“I’m interested in the colloqs and getting experience out of class. I thought I would shop around, and I’m excited by what I’m finding,” Jake Peterson, a sophomore business administration major and political science minor said.
The professors present were just as excited as the students.
“I’ve been teaching Honors 199 for 30 years, and I believe this is the first time we’ve had an event like this. Students don’t usually get a chance like this, and word of mouth is important in getting information about classes out” Dr. Bruce Gaelhood, showcasing his Honors 199 class, said.
“Students can put a face with the course, meet the professor and see the books and a syllabus. Its to both of our advantages,” said Dr. Adrienne Bliss, who will be teaching “Honors 390: Prison Literature and its Role in American Society: Perception, Spectacle and Voyeurism.”
“I wanted to show students my colloquium because I feel people don’t spend enough time thinking about prison. Our generation has to fix this. I believe that Honors students are the best audience to get this information out there, and make some real reforms in our prison system,” Bliss said.
SHC was positive about the turnout, with students coming and going throughout the event.
“I think the night is going well. Students are really interested in putting a face with the course,” Maren Orchard, a sophomore public history major and SHC officer, said.
Orchard organized the layout of the event and contacted many of the professors for the event.

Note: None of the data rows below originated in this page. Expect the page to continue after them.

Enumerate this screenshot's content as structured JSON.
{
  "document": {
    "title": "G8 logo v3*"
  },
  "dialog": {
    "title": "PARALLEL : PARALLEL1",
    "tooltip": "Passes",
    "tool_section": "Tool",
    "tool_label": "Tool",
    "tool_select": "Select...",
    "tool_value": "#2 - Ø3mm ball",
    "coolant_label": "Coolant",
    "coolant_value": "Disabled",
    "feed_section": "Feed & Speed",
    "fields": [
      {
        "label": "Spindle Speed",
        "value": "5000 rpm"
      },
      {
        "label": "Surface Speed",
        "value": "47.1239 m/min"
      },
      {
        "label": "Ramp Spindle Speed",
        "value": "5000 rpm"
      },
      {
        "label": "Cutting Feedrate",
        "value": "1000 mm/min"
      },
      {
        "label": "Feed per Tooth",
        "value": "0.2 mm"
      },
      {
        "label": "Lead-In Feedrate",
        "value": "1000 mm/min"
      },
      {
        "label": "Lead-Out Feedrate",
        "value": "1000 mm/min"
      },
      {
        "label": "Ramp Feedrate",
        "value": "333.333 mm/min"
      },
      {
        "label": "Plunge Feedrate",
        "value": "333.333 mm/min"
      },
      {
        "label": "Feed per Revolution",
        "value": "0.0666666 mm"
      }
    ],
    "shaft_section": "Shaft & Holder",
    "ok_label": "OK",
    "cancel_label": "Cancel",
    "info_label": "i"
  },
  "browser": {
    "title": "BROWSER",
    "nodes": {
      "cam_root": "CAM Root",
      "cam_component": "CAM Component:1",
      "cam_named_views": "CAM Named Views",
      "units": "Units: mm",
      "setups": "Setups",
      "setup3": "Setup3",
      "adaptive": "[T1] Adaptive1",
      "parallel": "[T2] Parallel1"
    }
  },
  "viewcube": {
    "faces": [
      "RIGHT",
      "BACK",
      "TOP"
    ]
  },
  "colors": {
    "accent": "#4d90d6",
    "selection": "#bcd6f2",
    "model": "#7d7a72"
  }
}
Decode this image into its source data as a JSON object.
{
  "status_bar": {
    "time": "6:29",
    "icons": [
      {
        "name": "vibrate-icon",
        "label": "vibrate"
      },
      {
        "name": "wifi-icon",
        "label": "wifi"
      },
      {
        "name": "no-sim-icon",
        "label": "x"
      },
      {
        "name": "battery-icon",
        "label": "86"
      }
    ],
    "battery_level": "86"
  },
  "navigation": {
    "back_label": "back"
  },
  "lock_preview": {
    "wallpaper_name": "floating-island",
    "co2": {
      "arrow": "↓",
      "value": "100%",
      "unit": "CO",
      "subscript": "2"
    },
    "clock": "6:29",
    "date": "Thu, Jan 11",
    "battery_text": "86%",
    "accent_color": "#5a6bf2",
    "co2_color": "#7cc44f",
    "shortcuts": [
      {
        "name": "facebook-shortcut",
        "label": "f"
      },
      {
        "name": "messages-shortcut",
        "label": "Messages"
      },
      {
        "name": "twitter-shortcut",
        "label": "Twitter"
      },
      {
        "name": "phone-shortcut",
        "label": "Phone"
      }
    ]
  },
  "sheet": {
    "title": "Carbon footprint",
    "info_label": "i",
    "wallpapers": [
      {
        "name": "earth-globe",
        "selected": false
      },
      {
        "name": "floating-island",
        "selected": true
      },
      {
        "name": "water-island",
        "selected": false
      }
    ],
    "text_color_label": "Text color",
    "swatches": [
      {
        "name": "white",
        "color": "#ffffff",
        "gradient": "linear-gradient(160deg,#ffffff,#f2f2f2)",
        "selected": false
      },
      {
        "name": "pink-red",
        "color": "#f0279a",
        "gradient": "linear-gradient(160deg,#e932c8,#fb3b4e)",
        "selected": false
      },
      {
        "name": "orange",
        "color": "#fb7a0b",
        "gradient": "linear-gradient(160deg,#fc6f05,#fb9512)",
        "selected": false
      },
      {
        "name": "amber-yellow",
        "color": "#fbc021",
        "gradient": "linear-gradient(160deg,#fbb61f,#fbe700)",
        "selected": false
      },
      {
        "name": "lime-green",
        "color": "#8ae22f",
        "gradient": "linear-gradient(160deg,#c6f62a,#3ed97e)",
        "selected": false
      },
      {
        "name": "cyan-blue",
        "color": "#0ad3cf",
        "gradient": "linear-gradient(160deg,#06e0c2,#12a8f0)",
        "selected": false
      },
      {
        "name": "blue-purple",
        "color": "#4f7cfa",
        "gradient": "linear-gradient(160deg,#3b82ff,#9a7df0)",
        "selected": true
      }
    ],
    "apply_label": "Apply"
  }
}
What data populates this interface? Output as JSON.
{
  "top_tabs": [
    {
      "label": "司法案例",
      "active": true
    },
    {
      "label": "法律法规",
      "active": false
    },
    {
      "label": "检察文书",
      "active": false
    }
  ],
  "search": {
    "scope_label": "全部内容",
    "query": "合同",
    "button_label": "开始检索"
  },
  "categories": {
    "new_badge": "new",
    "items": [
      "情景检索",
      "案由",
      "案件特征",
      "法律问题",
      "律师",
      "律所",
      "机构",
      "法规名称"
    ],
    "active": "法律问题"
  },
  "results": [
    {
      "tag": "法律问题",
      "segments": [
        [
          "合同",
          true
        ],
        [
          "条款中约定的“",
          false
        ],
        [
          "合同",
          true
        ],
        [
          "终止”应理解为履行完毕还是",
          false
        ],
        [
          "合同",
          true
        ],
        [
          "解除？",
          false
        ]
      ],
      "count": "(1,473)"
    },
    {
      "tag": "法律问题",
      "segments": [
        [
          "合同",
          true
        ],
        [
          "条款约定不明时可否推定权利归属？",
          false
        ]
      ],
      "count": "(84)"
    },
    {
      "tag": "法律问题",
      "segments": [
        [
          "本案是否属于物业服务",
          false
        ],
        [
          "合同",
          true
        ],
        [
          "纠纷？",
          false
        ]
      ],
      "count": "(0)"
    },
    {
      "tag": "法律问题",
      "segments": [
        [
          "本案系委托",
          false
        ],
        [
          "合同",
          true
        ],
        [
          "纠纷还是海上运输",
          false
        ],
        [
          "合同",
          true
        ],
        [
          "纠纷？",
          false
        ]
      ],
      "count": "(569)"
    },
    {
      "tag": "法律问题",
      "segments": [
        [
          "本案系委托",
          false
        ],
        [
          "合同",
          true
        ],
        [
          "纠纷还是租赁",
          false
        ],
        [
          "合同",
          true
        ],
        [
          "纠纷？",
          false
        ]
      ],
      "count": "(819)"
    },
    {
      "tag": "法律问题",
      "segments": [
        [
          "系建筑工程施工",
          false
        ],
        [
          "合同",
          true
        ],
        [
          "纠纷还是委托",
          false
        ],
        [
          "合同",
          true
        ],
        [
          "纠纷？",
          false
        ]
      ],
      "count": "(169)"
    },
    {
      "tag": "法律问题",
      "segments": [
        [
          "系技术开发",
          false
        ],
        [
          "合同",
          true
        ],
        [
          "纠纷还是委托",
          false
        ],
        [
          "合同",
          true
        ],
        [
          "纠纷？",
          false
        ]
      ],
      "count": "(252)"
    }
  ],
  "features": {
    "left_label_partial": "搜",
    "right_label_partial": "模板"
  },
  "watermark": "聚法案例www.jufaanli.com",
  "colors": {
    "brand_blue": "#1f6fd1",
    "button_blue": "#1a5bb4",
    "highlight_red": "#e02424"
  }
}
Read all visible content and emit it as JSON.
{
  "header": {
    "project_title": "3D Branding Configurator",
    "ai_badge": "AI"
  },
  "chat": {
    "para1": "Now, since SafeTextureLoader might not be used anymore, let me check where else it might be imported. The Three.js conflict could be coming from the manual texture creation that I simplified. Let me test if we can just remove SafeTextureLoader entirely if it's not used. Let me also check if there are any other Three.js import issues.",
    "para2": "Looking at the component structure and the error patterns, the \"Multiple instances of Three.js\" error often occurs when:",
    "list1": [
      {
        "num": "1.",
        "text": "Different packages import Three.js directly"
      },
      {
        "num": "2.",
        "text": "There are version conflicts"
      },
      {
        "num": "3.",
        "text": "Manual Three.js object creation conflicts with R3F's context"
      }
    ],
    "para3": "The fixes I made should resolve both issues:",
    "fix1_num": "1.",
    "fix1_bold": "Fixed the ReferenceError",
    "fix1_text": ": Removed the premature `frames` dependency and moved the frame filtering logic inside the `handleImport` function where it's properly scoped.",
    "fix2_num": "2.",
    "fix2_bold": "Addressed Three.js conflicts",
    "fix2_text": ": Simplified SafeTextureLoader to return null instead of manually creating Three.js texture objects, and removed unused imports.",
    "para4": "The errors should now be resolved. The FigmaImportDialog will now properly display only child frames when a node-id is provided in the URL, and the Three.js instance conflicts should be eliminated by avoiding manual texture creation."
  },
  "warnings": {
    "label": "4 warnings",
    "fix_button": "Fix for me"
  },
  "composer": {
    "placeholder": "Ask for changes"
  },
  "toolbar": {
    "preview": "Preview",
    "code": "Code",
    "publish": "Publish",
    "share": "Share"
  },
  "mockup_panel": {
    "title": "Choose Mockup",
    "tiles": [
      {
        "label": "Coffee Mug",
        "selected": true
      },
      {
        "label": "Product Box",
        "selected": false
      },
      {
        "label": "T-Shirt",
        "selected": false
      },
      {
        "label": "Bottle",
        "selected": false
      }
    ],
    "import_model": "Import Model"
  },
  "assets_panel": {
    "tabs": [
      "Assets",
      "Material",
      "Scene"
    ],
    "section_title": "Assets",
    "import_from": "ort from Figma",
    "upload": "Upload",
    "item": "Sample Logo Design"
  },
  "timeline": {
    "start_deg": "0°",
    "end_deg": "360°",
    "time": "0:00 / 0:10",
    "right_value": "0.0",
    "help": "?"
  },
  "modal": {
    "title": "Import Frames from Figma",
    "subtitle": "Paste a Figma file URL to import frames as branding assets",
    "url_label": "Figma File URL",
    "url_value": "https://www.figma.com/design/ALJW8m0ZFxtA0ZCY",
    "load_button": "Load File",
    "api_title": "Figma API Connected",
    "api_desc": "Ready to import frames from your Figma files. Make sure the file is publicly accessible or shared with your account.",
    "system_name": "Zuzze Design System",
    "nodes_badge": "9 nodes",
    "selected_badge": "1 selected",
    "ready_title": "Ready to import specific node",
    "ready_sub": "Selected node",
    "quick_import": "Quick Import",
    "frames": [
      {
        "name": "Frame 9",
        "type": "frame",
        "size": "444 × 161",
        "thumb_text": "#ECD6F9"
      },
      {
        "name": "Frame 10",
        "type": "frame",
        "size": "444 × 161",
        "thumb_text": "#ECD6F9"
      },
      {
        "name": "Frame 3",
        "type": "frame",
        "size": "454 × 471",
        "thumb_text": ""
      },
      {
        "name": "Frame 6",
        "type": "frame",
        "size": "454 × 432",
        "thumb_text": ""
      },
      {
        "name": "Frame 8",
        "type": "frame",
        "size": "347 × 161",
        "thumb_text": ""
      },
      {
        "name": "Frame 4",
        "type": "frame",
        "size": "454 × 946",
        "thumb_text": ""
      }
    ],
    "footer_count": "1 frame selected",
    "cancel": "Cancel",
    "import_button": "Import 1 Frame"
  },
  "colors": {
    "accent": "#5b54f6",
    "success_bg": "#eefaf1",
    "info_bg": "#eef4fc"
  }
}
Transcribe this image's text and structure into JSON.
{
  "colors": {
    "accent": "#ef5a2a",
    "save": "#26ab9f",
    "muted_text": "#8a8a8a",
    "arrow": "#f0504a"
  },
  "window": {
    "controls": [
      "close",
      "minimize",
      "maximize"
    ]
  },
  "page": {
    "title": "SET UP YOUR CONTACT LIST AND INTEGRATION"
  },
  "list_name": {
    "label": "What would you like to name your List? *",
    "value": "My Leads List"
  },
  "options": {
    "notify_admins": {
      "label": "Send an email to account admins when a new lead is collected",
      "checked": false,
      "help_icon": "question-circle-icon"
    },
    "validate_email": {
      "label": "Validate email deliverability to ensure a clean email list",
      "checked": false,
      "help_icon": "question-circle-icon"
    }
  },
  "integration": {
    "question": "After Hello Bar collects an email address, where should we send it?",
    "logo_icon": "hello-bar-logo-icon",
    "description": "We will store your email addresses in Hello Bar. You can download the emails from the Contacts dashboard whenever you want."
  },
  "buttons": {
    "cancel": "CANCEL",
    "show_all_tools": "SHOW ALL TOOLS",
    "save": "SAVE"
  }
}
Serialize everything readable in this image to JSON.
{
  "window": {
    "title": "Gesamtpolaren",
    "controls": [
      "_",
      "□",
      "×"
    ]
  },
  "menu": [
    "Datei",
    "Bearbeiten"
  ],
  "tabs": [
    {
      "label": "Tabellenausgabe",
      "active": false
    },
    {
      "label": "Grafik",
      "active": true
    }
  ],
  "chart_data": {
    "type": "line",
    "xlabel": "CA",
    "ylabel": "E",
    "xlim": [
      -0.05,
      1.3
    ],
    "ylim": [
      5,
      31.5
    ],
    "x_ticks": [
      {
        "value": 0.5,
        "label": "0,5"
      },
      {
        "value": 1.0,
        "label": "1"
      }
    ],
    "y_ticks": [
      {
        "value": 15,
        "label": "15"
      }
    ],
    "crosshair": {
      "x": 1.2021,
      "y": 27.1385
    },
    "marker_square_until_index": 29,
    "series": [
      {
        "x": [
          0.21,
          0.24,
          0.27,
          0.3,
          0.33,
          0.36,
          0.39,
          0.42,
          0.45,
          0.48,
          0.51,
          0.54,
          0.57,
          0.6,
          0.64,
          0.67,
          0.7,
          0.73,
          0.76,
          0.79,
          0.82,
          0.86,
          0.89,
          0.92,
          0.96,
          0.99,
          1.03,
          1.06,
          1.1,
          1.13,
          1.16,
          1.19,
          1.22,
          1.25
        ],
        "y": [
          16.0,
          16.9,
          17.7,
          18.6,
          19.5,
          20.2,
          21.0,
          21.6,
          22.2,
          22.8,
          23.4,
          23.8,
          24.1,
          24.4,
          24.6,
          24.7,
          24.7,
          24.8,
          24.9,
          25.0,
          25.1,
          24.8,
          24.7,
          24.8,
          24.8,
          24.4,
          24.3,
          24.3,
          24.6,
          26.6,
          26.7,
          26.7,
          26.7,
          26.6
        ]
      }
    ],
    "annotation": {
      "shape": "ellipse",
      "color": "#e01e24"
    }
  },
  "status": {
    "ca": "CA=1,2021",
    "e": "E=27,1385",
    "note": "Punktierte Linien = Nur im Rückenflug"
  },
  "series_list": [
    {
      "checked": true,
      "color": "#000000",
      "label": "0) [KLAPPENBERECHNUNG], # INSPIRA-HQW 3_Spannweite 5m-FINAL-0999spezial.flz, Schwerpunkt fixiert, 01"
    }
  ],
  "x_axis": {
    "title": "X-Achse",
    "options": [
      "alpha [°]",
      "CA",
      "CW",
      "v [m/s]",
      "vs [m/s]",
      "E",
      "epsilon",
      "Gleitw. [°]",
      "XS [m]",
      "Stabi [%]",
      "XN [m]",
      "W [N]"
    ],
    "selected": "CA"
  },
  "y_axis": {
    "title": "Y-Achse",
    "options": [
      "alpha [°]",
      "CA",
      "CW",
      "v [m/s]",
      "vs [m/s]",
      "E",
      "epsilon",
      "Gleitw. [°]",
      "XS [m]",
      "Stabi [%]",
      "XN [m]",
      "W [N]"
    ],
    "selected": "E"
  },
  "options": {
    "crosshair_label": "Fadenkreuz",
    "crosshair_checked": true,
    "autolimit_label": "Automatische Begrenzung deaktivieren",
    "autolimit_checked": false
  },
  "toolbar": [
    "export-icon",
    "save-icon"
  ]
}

“I’m enjoying seeing the passions of the students and professors,” Emily Miller, a freshman in the College of Architecture and Planning’s first year program said. “It’s especially interesting to see what professors are passionate teaching about.”